And the winner is….

The Awards Committee had a very tough job of judging this year’s NZFSS medal award as the calibre of all nominees was, without exception, outstanding.

Notwithstanding this, the Awards Committee are delighted to award the 2019 NZFSS medal to Dr Susie Wood for her outstanding contribution to freshwater science and management, and her leadership of women in science.  Susie is the nation’s foremost expert in toxic cyanobacteria, leading the global research community with a stellar research and publication record over her relatively short career thus far – congratulations Susie!  We look forward to Susie’s award presentation at INTECOL Wetlands next year.
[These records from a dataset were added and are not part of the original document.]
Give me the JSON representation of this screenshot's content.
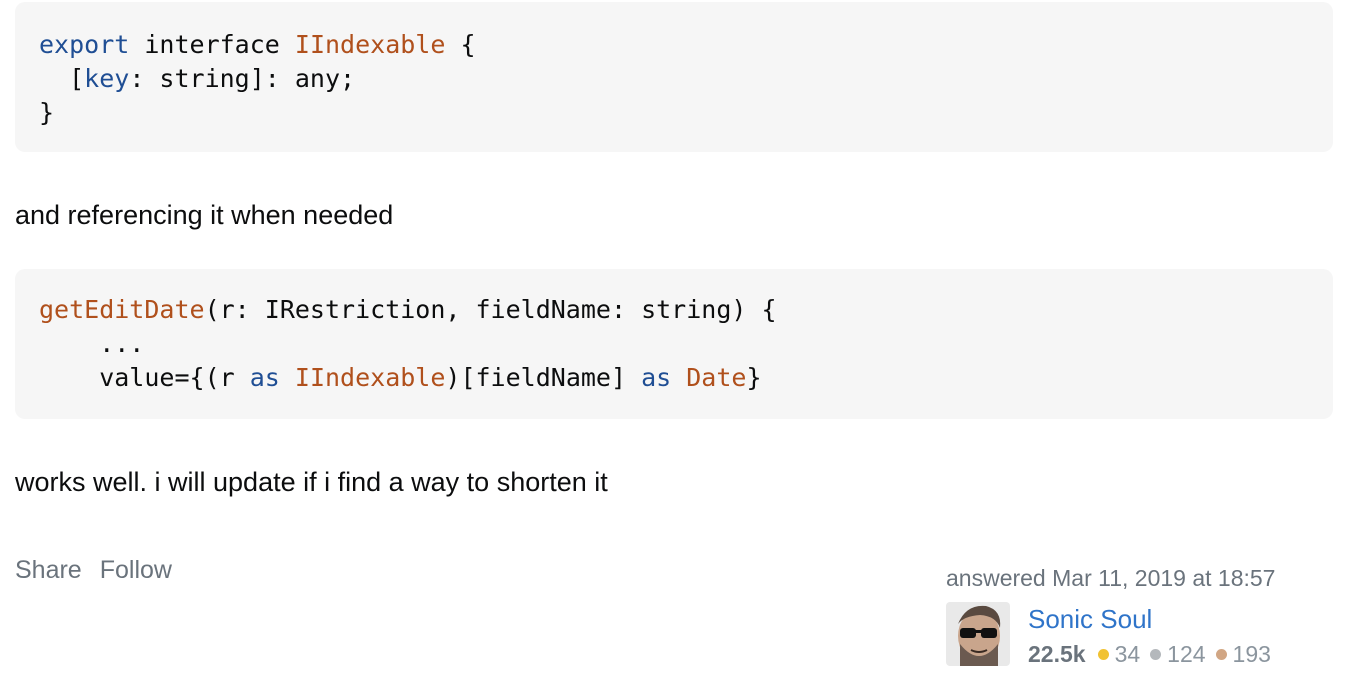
{
  "code1": {
    "l1": {
      "kw": "export",
      "mid": " interface ",
      "ty": "IIndexable",
      "end": " {"
    },
    "l2": {
      "pre": "  [",
      "kw": "key",
      "end": ": string]: any;"
    },
    "l3": "}"
  },
  "prose1": "and referencing it when needed",
  "code2": {
    "l1": {
      "fn": "getEditDate",
      "end": "(r: IRestriction, fieldName: string) {"
    },
    "l2": "    ...",
    "l3": {
      "pre": "    value={(r ",
      "kw1": "as",
      "sp": " ",
      "ty1": "IIndexable",
      "mid": ")[fieldName] ",
      "kw2": "as",
      "sp2": " ",
      "ty2": "Date",
      "end": "}"
    }
  },
  "prose2": "works well. i will update if i find a way to shorten it",
  "menu": {
    "share": "Share",
    "follow": "Follow"
  },
  "user": {
    "action_time": "answered Mar 11, 2019 at 18:57",
    "name": "Sonic Soul",
    "reputation": "22.5k",
    "gold": "34",
    "silver": "124",
    "bronze": "193",
    "gold_color": "#f1c232",
    "silver_color": "#b4b8bc",
    "bronze_color": "#d1a684"
  }
}
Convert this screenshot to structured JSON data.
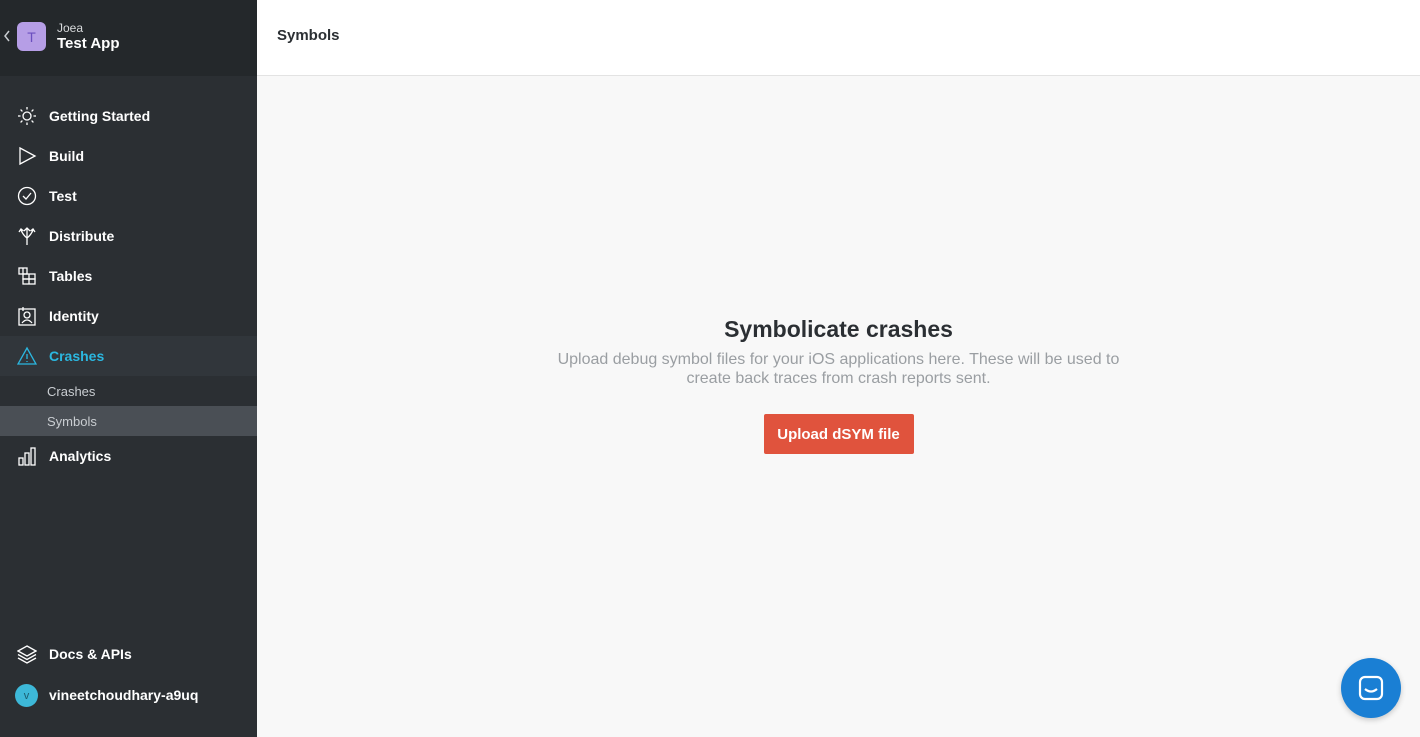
{
  "app": {
    "org_name": "Joea",
    "app_name": "Test App",
    "avatar_letter": "T",
    "avatar_color": "#b69ee6"
  },
  "sidebar": {
    "items": [
      {
        "label": "Getting Started",
        "icon": "sun-icon"
      },
      {
        "label": "Build",
        "icon": "play-icon"
      },
      {
        "label": "Test",
        "icon": "check-circle-icon"
      },
      {
        "label": "Distribute",
        "icon": "distribute-arrows-icon"
      },
      {
        "label": "Tables",
        "icon": "tables-icon"
      },
      {
        "label": "Identity",
        "icon": "identity-icon"
      },
      {
        "label": "Crashes",
        "icon": "warning-triangle-icon",
        "active": true
      },
      {
        "label": "Analytics",
        "icon": "bar-chart-icon"
      }
    ],
    "crashes_sub": [
      {
        "label": "Crashes"
      },
      {
        "label": "Symbols",
        "selected": true
      }
    ],
    "bottom": {
      "docs_label": "Docs & APIs",
      "user_name": "vineetchoudhary-a9uq",
      "user_avatar_letter": "v"
    }
  },
  "header": {
    "title": "Symbols"
  },
  "main": {
    "empty_title": "Symbolicate crashes",
    "empty_description": "Upload debug symbol files for your iOS applications here. These will be used to create back traces from crash reports sent.",
    "upload_button": "Upload dSYM file"
  },
  "colors": {
    "sidebar_bg": "#2b2f33",
    "accent": "#2bb7e0",
    "primary_button": "#e0533d",
    "chat_launcher": "#1a7fd4"
  }
}
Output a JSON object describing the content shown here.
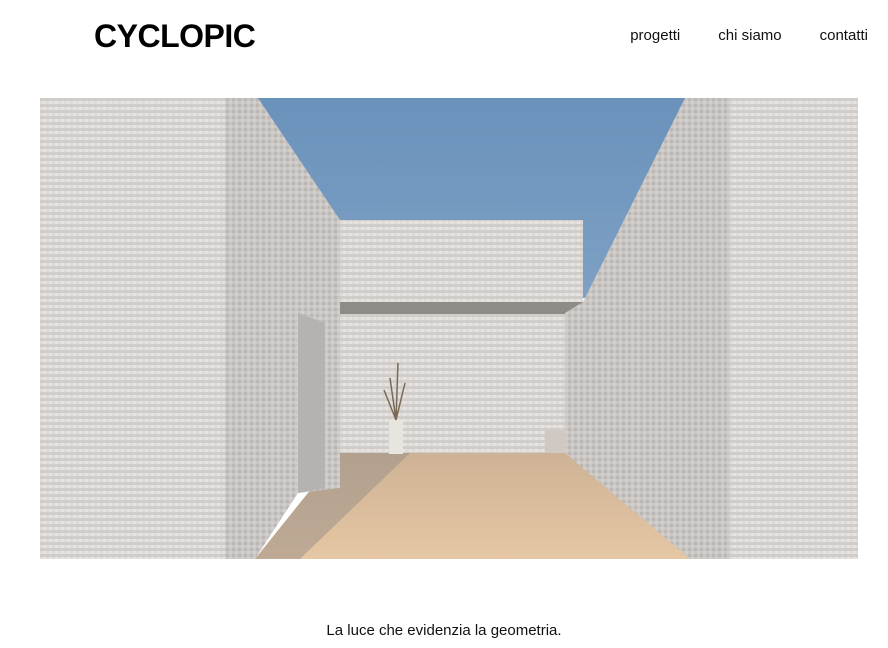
{
  "site": {
    "brand": "CYCLOPIC"
  },
  "nav": {
    "items": [
      {
        "label": "progetti"
      },
      {
        "label": "chi siamo"
      },
      {
        "label": "contatti"
      }
    ]
  },
  "hero": {
    "caption": "La luce che evidenzia la geometria."
  },
  "colors": {
    "sky": "#6b93bc",
    "floor": "#dcb894",
    "wall": "#d8d5d2"
  }
}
The executive is also extremely pleased to recognise and acknowledge the mahi of Dr Don Jellyman by making him an Honorary Member of NZFSS for his lifetime contribution and commitment to freshwater sciences and the Society.  Don’s research encompasses a wide range of indigenous and introduced fish, although his passions are tuna (eels) and piharau/kanakana (lamprey).  Don is a force in advancing our knowledge, and ensuring the viability, of these taonga.

Congratulations also to the student award winners at the recent NZFSS conference in Geelong.

SIL Trust Prize: Best Oral Presentation
Andrew Watson (University of Canterbury): How does whitebait fishing affect common galaxias (Galaxias maculatus) populations?

SIL Trust Prize: Best Masters or Honours Oral Presentation
Chloe Price (University of Auckland): Destruction and Reconstruction: is freshwater offsetting achieving no net loss of biodiversity values?.

SIL Trust Prize: Best Poster
Finnbar Lee (University of Auckland): Modelling the influence of environmental and disturbance spatial structure on trait trade-offs in freshwater fish communities.

NZFSS Best Student Paper
Finnbar Lee (University of Auckland): “Assessing the role of off‐take and source–sink dynamics in the extinction of the amphidromous New Zealand grayling (Prototroctes oxyrhynchus)”. by F. Lee and G.L.W. Perry. Freshwater Biology (2019), 64, 1747–1754. doi:10.1111/fwb.13366